(Interface dataset entries)
##############################
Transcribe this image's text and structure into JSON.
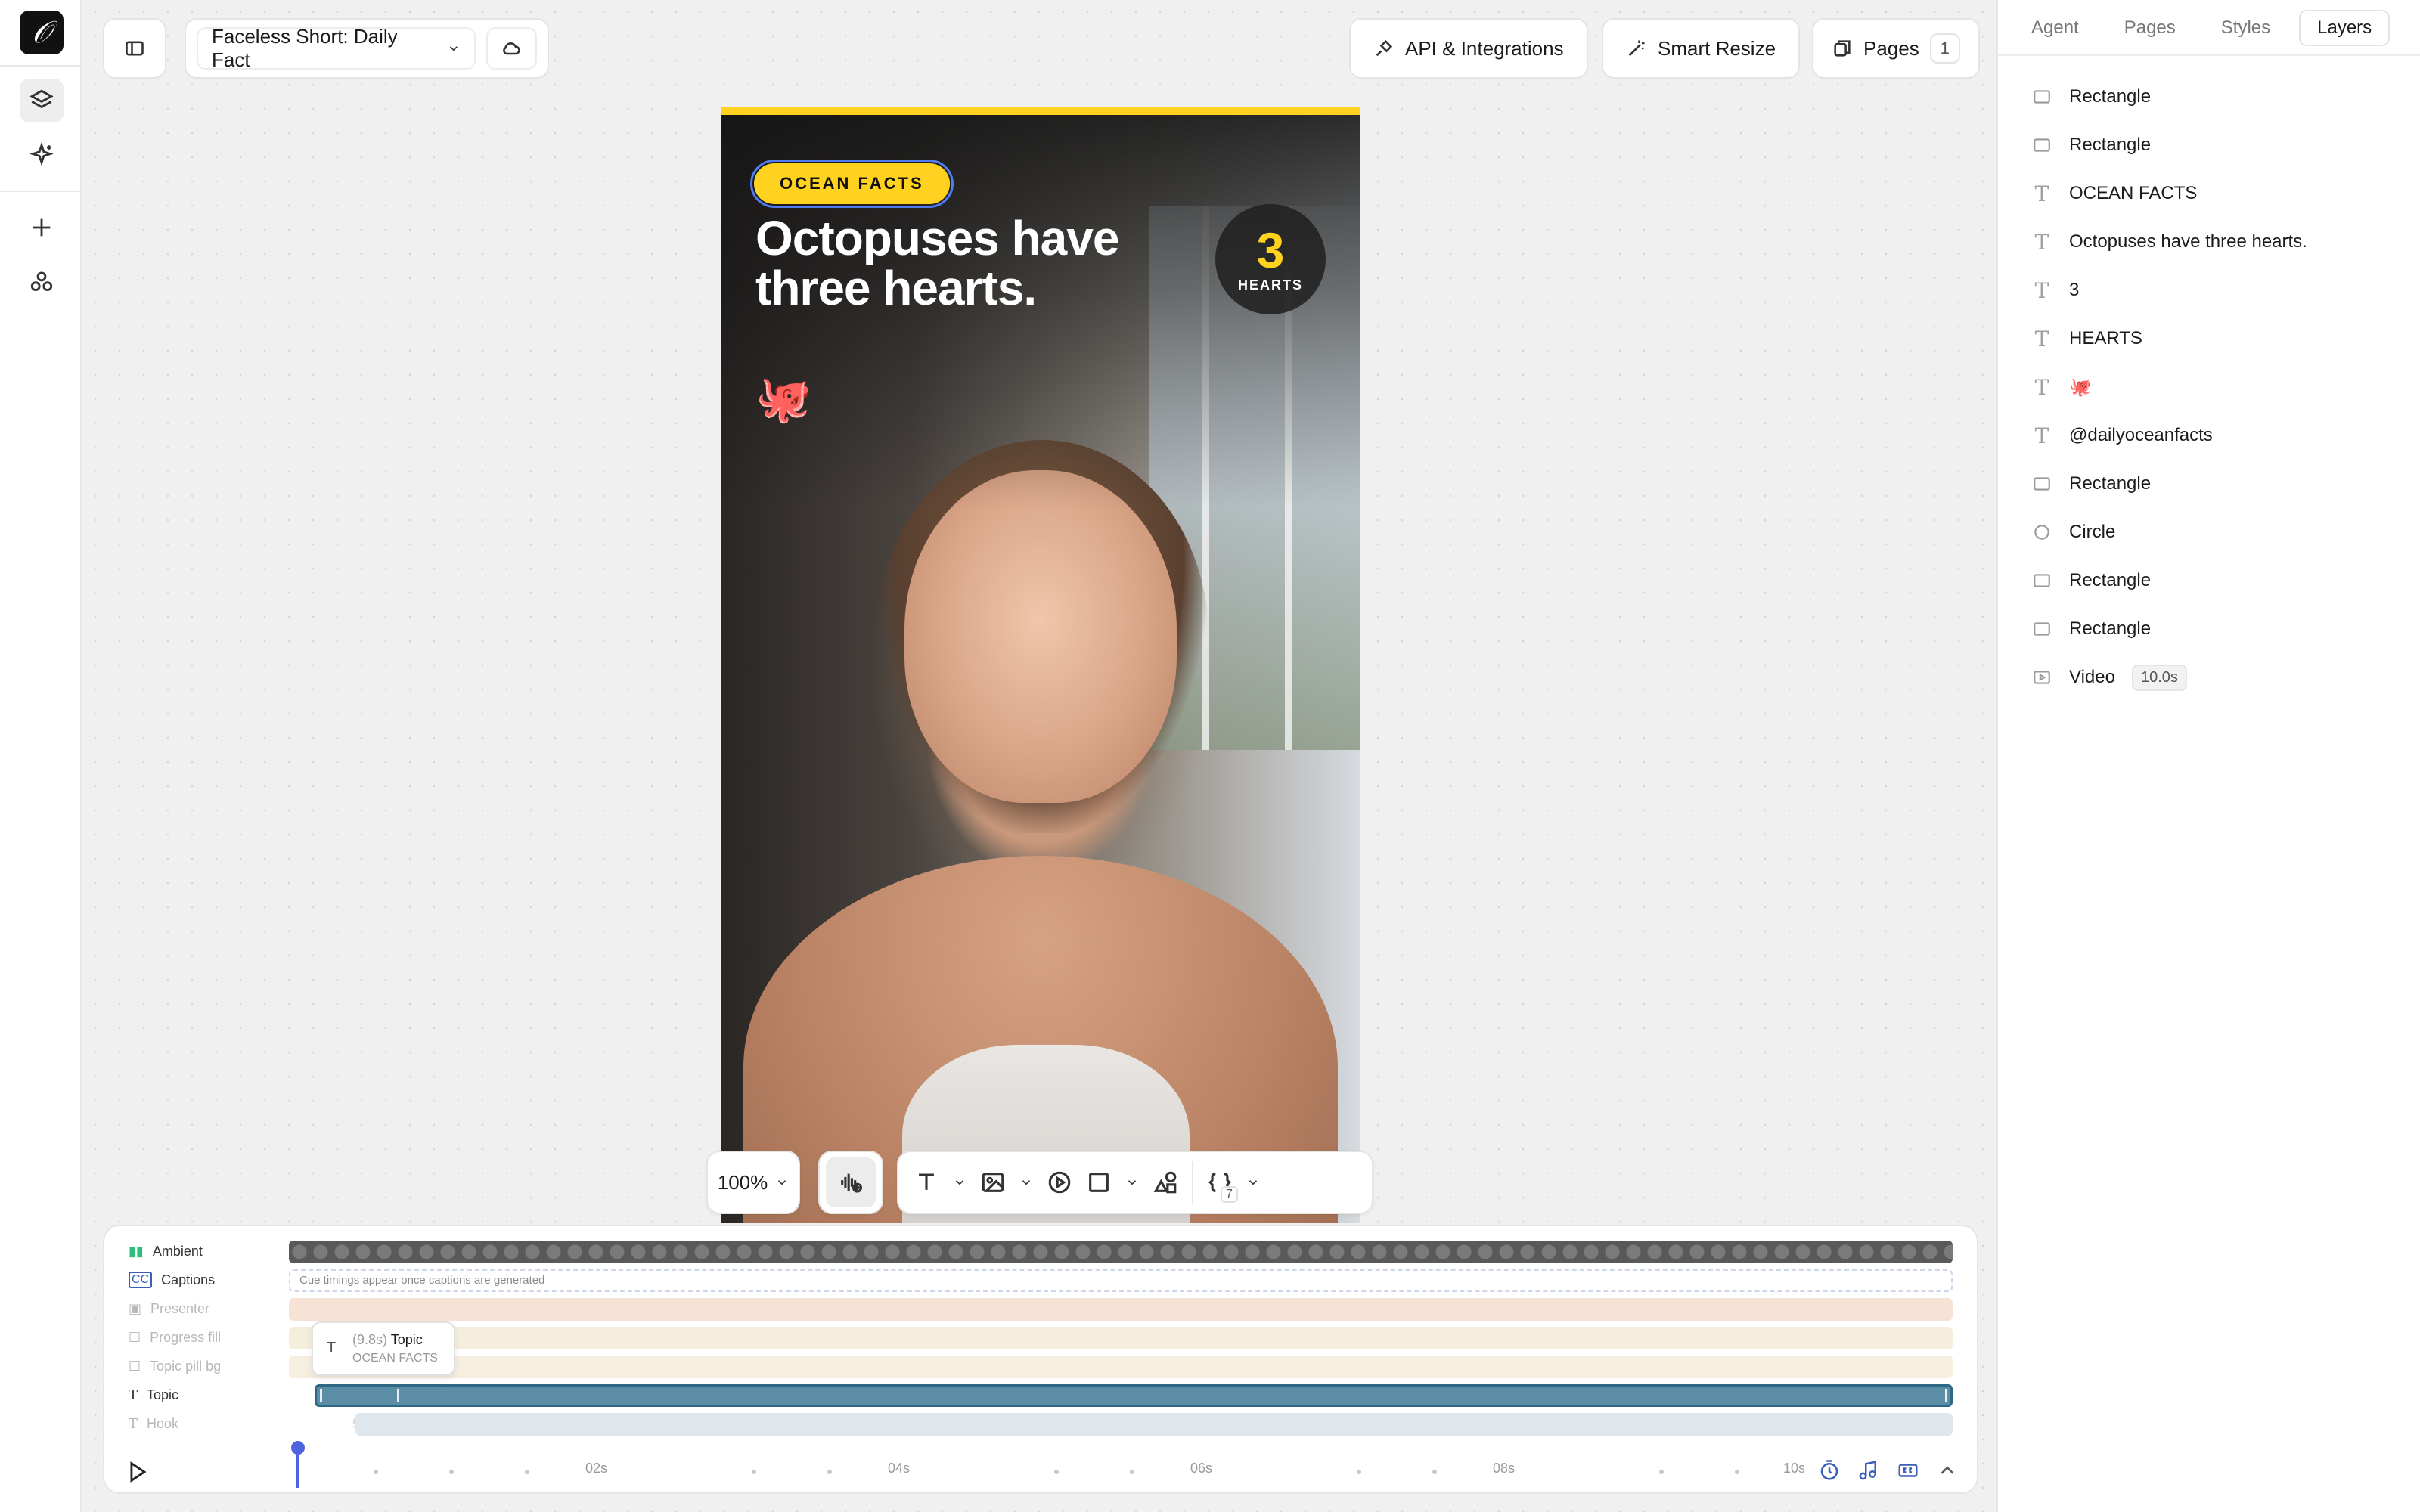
{
  "project": {
    "title": "Faceless Short: Daily Fact"
  },
  "header": {
    "api_label": "API & Integrations",
    "resize_label": "Smart Resize",
    "pages_label": "Pages",
    "pages_count": "1"
  },
  "artboard": {
    "topic_pill": "OCEAN FACTS",
    "headline": "Octopuses have three hearts.",
    "stat_number": "3",
    "stat_label": "HEARTS",
    "emoji": "🐙"
  },
  "canvas_toolbar": {
    "zoom": "100%",
    "variables_count": "7"
  },
  "timeline": {
    "tracks": [
      {
        "name": "Ambient",
        "duration": "10s"
      },
      {
        "name": "Captions",
        "duration": ""
      },
      {
        "name": "Presenter",
        "duration": "10s"
      },
      {
        "name": "Progress fill",
        "duration": "10s"
      },
      {
        "name": "Topic pill bg",
        "duration": "9.9s"
      },
      {
        "name": "Topic",
        "duration": "9.9s"
      },
      {
        "name": "Hook",
        "duration": "9.6s"
      }
    ],
    "captions_placeholder": "Cue timings appear once captions are generated",
    "tooltip": {
      "duration": "(9.8s)",
      "name": "Topic",
      "value": "OCEAN FACTS"
    },
    "ruler": [
      "02s",
      "04s",
      "06s",
      "08s",
      "10s"
    ]
  },
  "panel": {
    "tabs": [
      "Agent",
      "Pages",
      "Styles",
      "Layers"
    ],
    "active_tab": "Layers",
    "layers": [
      {
        "icon": "rect",
        "name": "Rectangle"
      },
      {
        "icon": "rect",
        "name": "Rectangle"
      },
      {
        "icon": "text",
        "name": "OCEAN FACTS"
      },
      {
        "icon": "text",
        "name": "Octopuses have three hearts."
      },
      {
        "icon": "text",
        "name": "3"
      },
      {
        "icon": "text",
        "name": "HEARTS"
      },
      {
        "icon": "text",
        "name": "🐙"
      },
      {
        "icon": "text",
        "name": "@dailyoceanfacts"
      },
      {
        "icon": "rect",
        "name": "Rectangle"
      },
      {
        "icon": "circle",
        "name": "Circle"
      },
      {
        "icon": "rect",
        "name": "Rectangle"
      },
      {
        "icon": "rect",
        "name": "Rectangle"
      },
      {
        "icon": "video",
        "name": "Video",
        "badge": "10.0s"
      }
    ]
  },
  "colors": {
    "accent_yellow": "#ffd21f",
    "selection_blue": "#4f7cf0",
    "topic_track": "#5b8da6",
    "playhead": "#4f63e0"
  }
}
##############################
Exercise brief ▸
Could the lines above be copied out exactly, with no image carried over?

Answer box ▸
Transcribe this image's text and structure into JSON.
{
  "project": {
    "title": "Faceless Short: Daily Fact"
  },
  "header": {
    "api_label": "API & Integrations",
    "resize_label": "Smart Resize",
    "pages_label": "Pages",
    "pages_count": "1"
  },
  "artboard": {
    "topic_pill": "OCEAN FACTS",
    "headline": "Octopuses have three hearts.",
    "stat_number": "3",
    "stat_label": "HEARTS",
    "emoji": "🐙"
  },
  "canvas_toolbar": {
    "zoom": "100%",
    "variables_count": "7"
  },
  "timeline": {
    "tracks": [
      {
        "name": "Ambient",
        "duration": "10s"
      },
      {
        "name": "Captions",
        "duration": ""
      },
      {
        "name": "Presenter",
        "duration": "10s"
      },
      {
        "name": "Progress fill",
        "duration": "10s"
      },
      {
        "name": "Topic pill bg",
        "duration": "9.9s"
      },
      {
        "name": "Topic",
        "duration": "9.9s"
      },
      {
        "name": "Hook",
        "duration": "9.6s"
      }
    ],
    "captions_placeholder": "Cue timings appear once captions are generated",
    "tooltip": {
      "duration": "(9.8s)",
      "name": "Topic",
      "value": "OCEAN FACTS"
    },
    "ruler": [
      "02s",
      "04s",
      "06s",
      "08s",
      "10s"
    ]
  },
  "panel": {
    "tabs": [
      "Agent",
      "Pages",
      "Styles",
      "Layers"
    ],
    "active_tab": "Layers",
    "layers": [
      {
        "icon": "rect",
        "name": "Rectangle"
      },
      {
        "icon": "rect",
        "name": "Rectangle"
      },
      {
        "icon": "text",
        "name": "OCEAN FACTS"
      },
      {
        "icon": "text",
        "name": "Octopuses have three hearts."
      },
      {
        "icon": "text",
        "name": "3"
      },
      {
        "icon": "text",
        "name": "HEARTS"
      },
      {
        "icon": "text",
        "name": "🐙"
      },
      {
        "icon": "text",
        "name": "@dailyoceanfacts"
      },
      {
        "icon": "rect",
        "name": "Rectangle"
      },
      {
        "icon": "circle",
        "name": "Circle"
      },
      {
        "icon": "rect",
        "name": "Rectangle"
      },
      {
        "icon": "rect",
        "name": "Rectangle"
      },
      {
        "icon": "video",
        "name": "Video",
        "badge": "10.0s"
      }
    ]
  },
  "colors": {
    "accent_yellow": "#ffd21f",
    "selection_blue": "#4f7cf0",
    "topic_track": "#5b8da6",
    "playhead": "#4f63e0"
  }
}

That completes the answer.